  • Harry’s Holsters

    Scary!

  • Reazione Catena

    I know a couple of people who use only nickel plated brass in the .300blk; they say it is an immediate recognition factor…that said they only use brass in .223/5.56 …

    • JustAHologram

      Well if it keeps them safe…

  • AD

    Very informative photo. It makes me think perhaps the entire round should be redesigned or replaced to make this impossible, but obviously it’s a little late for that – and to be honest I’m not sure how it could be changed without losing the whole “all the same parts” advantage that was the reason for the cartridge’s existence in the first place.

    • Peter Marcus

      It is impossible if you use a 300 BLK bullet and not the shortest 308 bullet you can find.

      • DIR911911 .

        tell that to the people whose guns went BOOM

        • Peter Marcus

          I would tell them to buy properly designed ammunition from a company like Barnes.

  • cjleete

    Yikes that is too easy. Anyone have success loading heavier bullets for 7.62×39?

  • 22winmag

    .300BLK seems awfully popular with newbies and millenials.
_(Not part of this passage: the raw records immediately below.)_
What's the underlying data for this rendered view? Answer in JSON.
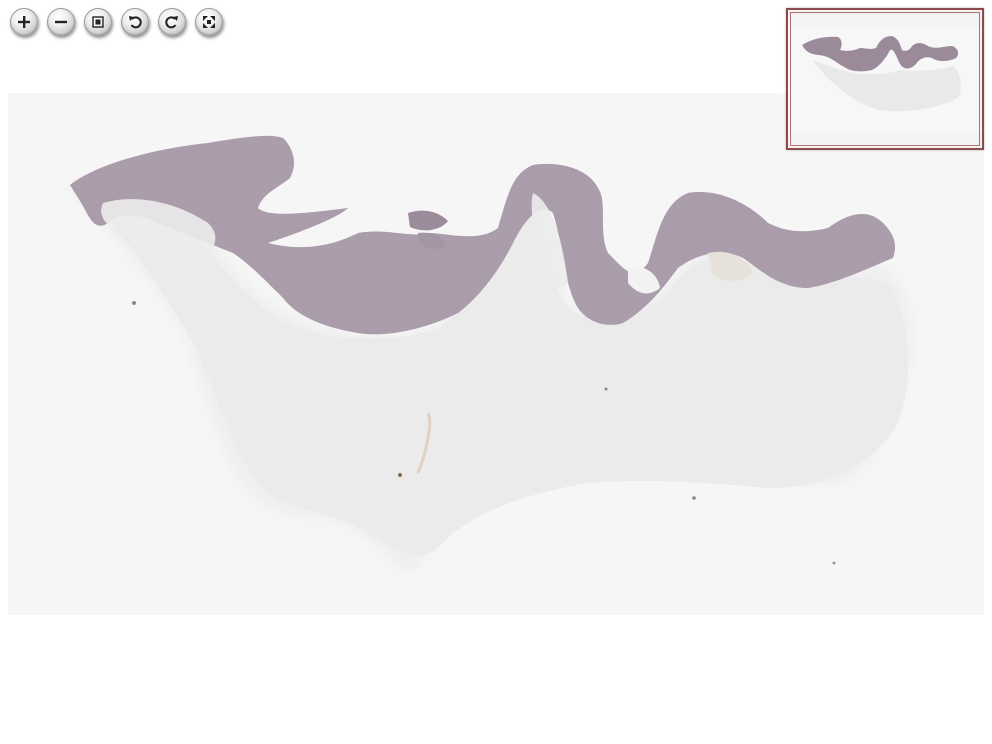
{
  "toolbar": {
    "buttons": [
      {
        "name": "zoom-in",
        "icon": "plus-icon"
      },
      {
        "name": "zoom-out",
        "icon": "minus-icon"
      },
      {
        "name": "home",
        "icon": "home-fit-icon"
      },
      {
        "name": "rotate-left",
        "icon": "rotate-left-icon"
      },
      {
        "name": "rotate-right",
        "icon": "rotate-right-icon"
      },
      {
        "name": "full-page",
        "icon": "fullscreen-icon"
      }
    ]
  },
  "image": {
    "description_icon": "tissue-slide-image"
  },
  "navigator": {
    "border_color": "#8c4a4a"
  },
  "colors": {
    "tissue_stain": "#9a8a96",
    "stroma": "#eeeeee",
    "background": "#f6f6f6"
  }
}
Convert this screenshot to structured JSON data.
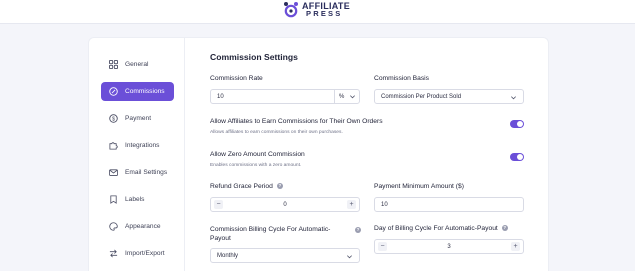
{
  "brand": {
    "line1": "AFFILIATE",
    "line2": "PRESS",
    "accent": "#6b4fd8"
  },
  "sidebar": {
    "items": [
      {
        "label": "General",
        "icon": "grid-icon",
        "active": false
      },
      {
        "label": "Commissions",
        "icon": "percent-circle-icon",
        "active": true
      },
      {
        "label": "Payment",
        "icon": "dollar-circle-icon",
        "active": false
      },
      {
        "label": "Integrations",
        "icon": "puzzle-icon",
        "active": false
      },
      {
        "label": "Email Settings",
        "icon": "mail-icon",
        "active": false
      },
      {
        "label": "Labels",
        "icon": "label-icon",
        "active": false
      },
      {
        "label": "Appearance",
        "icon": "palette-icon",
        "active": false
      },
      {
        "label": "Import/Export",
        "icon": "swap-icon",
        "active": false
      }
    ]
  },
  "main": {
    "title": "Commission Settings",
    "commission_rate": {
      "label": "Commission Rate",
      "value": "10",
      "unit": "%"
    },
    "commission_basis": {
      "label": "Commission Basis",
      "value": "Commission Per Product Sold"
    },
    "own_orders": {
      "label": "Allow Affiliates to Earn Commissions for Their Own Orders",
      "description": "Allows affiliates to earn commissions on their own purchases.",
      "enabled": true
    },
    "zero_amount": {
      "label": "Allow Zero Amount Commission",
      "description": "Enables commissions with a zero amount.",
      "enabled": true
    },
    "grace_period": {
      "label": "Refund Grace Period",
      "value": "0",
      "minus": "−",
      "plus": "+"
    },
    "min_payment": {
      "label": "Payment Minimum Amount ($)",
      "value": "10"
    },
    "billing_cycle": {
      "label": "Commission Billing Cycle For Automatic-Payout",
      "value": "Monthly"
    },
    "billing_day": {
      "label": "Day of Billing Cycle For Automatic-Payout",
      "value": "3",
      "minus": "−",
      "plus": "+"
    }
  }
}
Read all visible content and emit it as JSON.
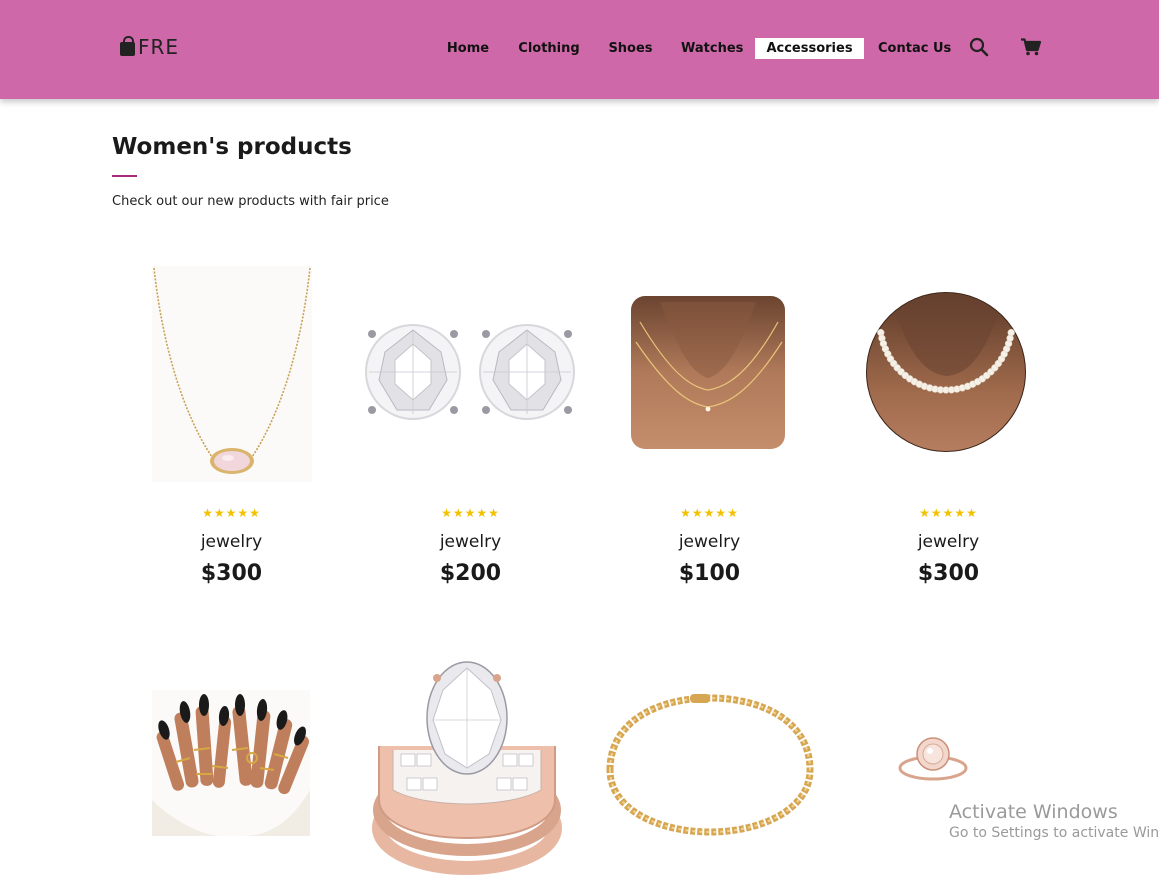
{
  "brand": {
    "name": "FRE"
  },
  "nav": {
    "items": [
      {
        "label": "Home",
        "active": false
      },
      {
        "label": "Clothing",
        "active": false
      },
      {
        "label": "Shoes",
        "active": false
      },
      {
        "label": "Watches",
        "active": false
      },
      {
        "label": "Accessories",
        "active": true
      },
      {
        "label": "Contac Us",
        "active": false
      }
    ],
    "icons": [
      "search-icon",
      "cart-icon"
    ]
  },
  "section": {
    "title": "Women's products",
    "subtitle": "Check out our new products with fair price"
  },
  "products": [
    {
      "stars": "★★★★★",
      "rating": 5,
      "name": "jewelry",
      "price": "$300",
      "image": "pendant-necklace"
    },
    {
      "stars": "★★★★★",
      "rating": 5,
      "name": "jewelry",
      "price": "$200",
      "image": "diamond-stud-earrings"
    },
    {
      "stars": "★★★★★",
      "rating": 5,
      "name": "jewelry",
      "price": "$100",
      "image": "layered-gold-necklace"
    },
    {
      "stars": "★★★★★",
      "rating": 5,
      "name": "jewelry",
      "price": "$300",
      "image": "pearl-necklace"
    }
  ],
  "products_row2": [
    {
      "image": "gold-rings-hands"
    },
    {
      "image": "rose-gold-diamond-ring"
    },
    {
      "image": "gold-chain-bracelet"
    },
    {
      "image": "rose-gold-halo-ring"
    }
  ],
  "colors": {
    "header": "#cf68a8",
    "accent": "#a82a7a",
    "star": "#f2c200"
  },
  "watermark": {
    "title": "Activate Windows",
    "subtitle": "Go to Settings to activate Windows."
  }
}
Go figure.

  • Peter Marcus

    Yeah but that is not a 300 BLK bullet and/or is not loaded to the correct length. If you get proper ammunition with a 300 BLK bullet, it cannot chamber if the bullet is crimped or there is enough powder in it. In other words, this is only a potential problem with improperly-made ammunition.

  • J.W. Ramp

    Very nice Nick – thanks for posting this

  • C. Her

    Is there a .300 blackout round that is suitable for hunting that won’t get chambered in a .223 barrel on accident?

    • ostiariusalpha

      Like is mentioned here and there, a good, strong crimp can help a great deal to make a mis-chambering less likely; there is no fool-proof way to ensure it doesn’t happen though.

      • Peter Marcus

        There is. You just load the cartridge with a powder that makes the case full, such that the long-ogive crimped bullet has no chance of being pushed into the case.

        • ostiariusalpha

          That is depending on always getting your crimp and powder load absolutely correct, by definition that is not fool-proof.

    • Peter Marcus

      Yes. All the Barnes ammunition.